Surely alder has
a purpose. But every spring
I sneeze and wonder.
Notes: I really thought I had a good plan this year. Take off for two weeks on vacation at the beginning of March and when I returned, the alder allergy season would be drawing to a close.
Alas, crazy winter weather persisted while I was away and I returned mid-March to a greeting of pollen bursting out in all its glory.
Maybe I’ll just arrange to be elsewhere for all of March next year. A pity because it’s one of the prettiest months here in the Pacific Northwest.
Autumn’s last full moon
illuminates my night walk.
No fear of stumbling.
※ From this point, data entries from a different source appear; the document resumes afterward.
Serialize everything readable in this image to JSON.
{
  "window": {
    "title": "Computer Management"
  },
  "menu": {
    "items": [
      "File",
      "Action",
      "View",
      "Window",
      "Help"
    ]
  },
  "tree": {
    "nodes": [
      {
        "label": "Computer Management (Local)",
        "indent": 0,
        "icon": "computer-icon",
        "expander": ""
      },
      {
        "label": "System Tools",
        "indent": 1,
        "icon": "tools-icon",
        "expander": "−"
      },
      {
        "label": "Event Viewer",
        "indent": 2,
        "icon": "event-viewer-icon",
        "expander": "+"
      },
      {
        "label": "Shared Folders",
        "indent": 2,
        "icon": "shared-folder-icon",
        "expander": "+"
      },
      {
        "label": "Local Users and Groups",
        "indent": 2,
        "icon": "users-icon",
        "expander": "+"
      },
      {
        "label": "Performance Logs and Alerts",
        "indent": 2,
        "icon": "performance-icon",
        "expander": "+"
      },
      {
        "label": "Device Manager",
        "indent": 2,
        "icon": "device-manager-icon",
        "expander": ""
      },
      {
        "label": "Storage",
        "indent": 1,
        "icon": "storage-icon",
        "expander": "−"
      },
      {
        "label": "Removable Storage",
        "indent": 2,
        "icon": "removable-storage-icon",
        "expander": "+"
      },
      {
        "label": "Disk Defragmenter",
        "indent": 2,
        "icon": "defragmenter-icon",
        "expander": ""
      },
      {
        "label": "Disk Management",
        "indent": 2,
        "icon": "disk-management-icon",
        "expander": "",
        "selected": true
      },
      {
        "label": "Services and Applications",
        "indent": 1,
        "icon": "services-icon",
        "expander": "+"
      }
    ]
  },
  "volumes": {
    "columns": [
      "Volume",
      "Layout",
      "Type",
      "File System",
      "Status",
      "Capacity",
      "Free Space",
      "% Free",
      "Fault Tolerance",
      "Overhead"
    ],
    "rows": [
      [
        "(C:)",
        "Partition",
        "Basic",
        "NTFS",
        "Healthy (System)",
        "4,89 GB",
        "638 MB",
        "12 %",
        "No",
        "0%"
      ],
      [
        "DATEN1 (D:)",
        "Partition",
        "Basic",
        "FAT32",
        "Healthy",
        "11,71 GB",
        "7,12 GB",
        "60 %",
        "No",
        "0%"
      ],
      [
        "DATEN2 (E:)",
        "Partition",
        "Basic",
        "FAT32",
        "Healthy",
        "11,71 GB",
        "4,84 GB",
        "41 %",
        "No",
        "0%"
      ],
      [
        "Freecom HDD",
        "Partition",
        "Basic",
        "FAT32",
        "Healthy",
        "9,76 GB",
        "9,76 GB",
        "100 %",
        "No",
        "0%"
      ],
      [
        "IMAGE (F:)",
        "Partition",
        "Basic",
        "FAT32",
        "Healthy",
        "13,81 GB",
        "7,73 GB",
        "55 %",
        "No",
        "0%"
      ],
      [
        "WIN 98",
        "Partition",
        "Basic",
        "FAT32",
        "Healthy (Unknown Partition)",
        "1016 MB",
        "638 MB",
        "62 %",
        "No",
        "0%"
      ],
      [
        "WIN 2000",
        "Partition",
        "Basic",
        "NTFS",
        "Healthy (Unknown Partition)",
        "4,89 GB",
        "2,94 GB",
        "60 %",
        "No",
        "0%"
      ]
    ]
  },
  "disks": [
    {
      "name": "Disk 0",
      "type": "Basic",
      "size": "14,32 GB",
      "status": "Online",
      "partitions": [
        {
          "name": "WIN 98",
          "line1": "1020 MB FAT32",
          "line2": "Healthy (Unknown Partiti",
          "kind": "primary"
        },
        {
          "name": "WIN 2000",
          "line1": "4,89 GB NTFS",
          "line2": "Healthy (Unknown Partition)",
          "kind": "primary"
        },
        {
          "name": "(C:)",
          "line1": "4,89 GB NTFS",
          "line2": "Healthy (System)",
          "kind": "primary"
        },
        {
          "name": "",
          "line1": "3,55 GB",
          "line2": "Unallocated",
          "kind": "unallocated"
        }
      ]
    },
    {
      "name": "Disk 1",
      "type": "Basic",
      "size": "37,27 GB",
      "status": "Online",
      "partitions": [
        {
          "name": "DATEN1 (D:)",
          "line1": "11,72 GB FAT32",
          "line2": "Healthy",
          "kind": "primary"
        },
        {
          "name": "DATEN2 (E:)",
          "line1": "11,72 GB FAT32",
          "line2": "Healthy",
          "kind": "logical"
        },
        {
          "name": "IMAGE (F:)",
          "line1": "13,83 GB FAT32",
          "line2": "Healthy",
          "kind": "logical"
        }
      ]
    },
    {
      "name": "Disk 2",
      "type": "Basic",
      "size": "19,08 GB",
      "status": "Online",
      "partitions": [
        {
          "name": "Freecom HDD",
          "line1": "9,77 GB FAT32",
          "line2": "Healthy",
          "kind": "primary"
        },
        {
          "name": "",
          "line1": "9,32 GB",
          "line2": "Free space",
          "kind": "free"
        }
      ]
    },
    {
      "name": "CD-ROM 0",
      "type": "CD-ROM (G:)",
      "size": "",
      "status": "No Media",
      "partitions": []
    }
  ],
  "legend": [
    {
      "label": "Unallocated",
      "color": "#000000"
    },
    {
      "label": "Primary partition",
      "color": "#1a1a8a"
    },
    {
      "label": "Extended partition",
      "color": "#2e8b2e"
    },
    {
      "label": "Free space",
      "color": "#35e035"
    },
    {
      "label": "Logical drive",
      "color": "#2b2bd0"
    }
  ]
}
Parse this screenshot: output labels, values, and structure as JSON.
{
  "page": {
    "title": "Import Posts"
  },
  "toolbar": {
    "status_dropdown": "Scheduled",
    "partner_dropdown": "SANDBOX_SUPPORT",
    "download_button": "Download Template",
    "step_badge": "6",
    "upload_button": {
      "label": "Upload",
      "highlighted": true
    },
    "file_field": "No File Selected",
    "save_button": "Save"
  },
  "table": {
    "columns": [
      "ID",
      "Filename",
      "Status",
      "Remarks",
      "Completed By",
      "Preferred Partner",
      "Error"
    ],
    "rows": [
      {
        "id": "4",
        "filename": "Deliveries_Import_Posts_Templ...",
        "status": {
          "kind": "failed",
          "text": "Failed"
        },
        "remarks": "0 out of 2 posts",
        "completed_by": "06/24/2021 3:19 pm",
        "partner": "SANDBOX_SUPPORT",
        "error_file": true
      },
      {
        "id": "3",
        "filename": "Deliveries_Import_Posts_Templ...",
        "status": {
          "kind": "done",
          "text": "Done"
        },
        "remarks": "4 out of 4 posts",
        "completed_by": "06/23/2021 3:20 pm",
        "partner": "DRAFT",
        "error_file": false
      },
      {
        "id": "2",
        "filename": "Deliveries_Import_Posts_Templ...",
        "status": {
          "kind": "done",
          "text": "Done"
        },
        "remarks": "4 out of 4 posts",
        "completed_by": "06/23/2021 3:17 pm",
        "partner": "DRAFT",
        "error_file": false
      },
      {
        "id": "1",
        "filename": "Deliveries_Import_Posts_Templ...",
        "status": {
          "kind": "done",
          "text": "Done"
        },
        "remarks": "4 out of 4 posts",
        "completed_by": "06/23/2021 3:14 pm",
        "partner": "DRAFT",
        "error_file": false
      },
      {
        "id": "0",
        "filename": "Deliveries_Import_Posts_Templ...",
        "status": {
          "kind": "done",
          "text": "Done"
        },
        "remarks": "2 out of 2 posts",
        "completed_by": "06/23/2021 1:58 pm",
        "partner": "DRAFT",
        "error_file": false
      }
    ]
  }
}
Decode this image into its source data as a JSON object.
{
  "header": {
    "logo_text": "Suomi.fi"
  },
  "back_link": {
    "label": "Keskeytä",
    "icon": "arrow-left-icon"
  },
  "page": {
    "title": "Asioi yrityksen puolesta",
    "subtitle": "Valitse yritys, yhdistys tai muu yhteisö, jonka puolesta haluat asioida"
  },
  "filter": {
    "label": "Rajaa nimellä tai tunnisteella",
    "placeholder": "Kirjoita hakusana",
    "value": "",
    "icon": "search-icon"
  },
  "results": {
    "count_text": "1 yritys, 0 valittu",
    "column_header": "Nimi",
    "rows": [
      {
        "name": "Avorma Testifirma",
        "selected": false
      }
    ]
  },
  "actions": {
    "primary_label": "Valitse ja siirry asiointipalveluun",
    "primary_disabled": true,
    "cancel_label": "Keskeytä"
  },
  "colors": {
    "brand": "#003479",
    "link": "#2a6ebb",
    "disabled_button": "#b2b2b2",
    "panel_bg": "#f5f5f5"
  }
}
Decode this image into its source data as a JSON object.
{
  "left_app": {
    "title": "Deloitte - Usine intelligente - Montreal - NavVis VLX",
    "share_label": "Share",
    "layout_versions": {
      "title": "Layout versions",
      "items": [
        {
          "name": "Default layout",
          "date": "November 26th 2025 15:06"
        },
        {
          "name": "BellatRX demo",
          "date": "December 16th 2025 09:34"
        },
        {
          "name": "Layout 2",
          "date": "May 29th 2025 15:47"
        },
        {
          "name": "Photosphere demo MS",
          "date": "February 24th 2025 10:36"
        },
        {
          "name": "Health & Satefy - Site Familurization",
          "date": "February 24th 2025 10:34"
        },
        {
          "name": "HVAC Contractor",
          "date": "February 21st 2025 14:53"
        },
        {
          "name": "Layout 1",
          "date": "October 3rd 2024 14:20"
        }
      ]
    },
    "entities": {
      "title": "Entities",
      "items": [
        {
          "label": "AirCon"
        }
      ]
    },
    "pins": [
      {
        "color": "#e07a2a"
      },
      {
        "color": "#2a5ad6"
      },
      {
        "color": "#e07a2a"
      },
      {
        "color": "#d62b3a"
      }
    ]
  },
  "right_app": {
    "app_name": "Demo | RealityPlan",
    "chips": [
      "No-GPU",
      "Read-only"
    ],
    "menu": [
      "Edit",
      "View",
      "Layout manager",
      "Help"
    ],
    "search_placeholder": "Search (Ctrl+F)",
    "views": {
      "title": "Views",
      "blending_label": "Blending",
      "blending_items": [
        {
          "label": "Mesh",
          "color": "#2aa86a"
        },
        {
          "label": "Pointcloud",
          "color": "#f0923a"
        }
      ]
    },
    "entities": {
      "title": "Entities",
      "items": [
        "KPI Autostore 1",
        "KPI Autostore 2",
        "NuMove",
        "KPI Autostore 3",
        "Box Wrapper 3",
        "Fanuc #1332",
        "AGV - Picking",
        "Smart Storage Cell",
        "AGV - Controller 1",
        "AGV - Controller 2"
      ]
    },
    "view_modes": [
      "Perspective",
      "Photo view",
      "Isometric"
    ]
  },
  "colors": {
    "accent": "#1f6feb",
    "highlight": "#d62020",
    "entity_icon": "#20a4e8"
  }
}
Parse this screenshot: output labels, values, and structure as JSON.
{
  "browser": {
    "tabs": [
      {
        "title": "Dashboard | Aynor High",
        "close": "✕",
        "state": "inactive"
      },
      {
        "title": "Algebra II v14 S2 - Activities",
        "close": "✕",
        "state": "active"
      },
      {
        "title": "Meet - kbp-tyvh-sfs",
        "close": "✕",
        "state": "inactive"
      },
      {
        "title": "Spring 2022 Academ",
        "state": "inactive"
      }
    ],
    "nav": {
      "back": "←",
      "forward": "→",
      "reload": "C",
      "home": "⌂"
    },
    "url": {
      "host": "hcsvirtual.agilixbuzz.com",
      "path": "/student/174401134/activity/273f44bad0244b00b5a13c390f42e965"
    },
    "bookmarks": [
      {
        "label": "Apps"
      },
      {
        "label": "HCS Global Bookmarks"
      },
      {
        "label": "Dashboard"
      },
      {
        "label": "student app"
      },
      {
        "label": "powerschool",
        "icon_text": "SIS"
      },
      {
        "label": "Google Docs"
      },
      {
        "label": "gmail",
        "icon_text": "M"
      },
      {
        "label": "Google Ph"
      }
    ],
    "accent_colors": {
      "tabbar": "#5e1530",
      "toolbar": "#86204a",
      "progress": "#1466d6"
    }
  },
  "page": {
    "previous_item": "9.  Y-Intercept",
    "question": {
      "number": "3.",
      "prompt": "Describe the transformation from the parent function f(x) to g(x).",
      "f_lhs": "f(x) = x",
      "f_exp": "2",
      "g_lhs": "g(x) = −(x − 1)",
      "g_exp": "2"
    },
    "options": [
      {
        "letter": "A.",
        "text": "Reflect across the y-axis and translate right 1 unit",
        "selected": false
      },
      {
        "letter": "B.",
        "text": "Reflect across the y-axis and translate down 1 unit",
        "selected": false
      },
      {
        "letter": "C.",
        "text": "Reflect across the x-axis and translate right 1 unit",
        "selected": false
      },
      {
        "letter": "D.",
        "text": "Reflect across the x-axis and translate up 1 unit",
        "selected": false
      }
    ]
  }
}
Notes: The only supermoon of 2017 just happened Sunday night. We had a bit of fog that — instead of obscuring the light of the moon — only amplified it. It was so bright you could detect some colors.
Late Summer’s Sun
Late summer’s sun has baked the grass to brown.
The days grow shorter with each passing day,
Soon, autumn’s chill will make the leaves fall down.
All of this aching beauty will decay.
And yet I love the shadows’ slanting trace,
The once green grain gone golden in its rows,
And how I love the lines etched in your face.
It’s funny, as love ripens how it grows.
The number of our days we do not know.
No sleeper knows if he will ever wake.
So come, let’s join above, between, below.
My dear, let’s cause our fragile clay to quake.
Let us make love as if it’s our last go.
Let us embrace like dawn will never break.
NOTES: It’s not really late summer yet, but it feels like it. It has been hot and dry, giving us the sense of late August when July hasn’t even ended.
The seasons seen to come and go more quickly of late. Perhaps I’m paying closer attention. Perhaps I realize more summers now lie behind me than still ahead.
Something in the air caused me to pull this sonnet out of the vault today. I snapped the photo on my late afternoon walk.
Pink trees everywhere,
So perfect, what could go wrong?
Uh oh … wait … a-choo!
NOTES: We’re having a late spring here in western Washington. Cold weather and rain has suppressed the buds and tree pollen that usually afflict me from March 1 to March 30 like clockwork.
I thought, perhaps, I was going to somehow avoid my alder and cedar tormentors this spring. Silly me. This week, the rain paused, the temperature rose, and the pollen bloomed.
Midwinter warm spell,
Evening mist, tree frog calling,
NOTES: Took a walk yesterday and heard a tree frog for the first time this winter. It reminded me of this haiku from awhile back.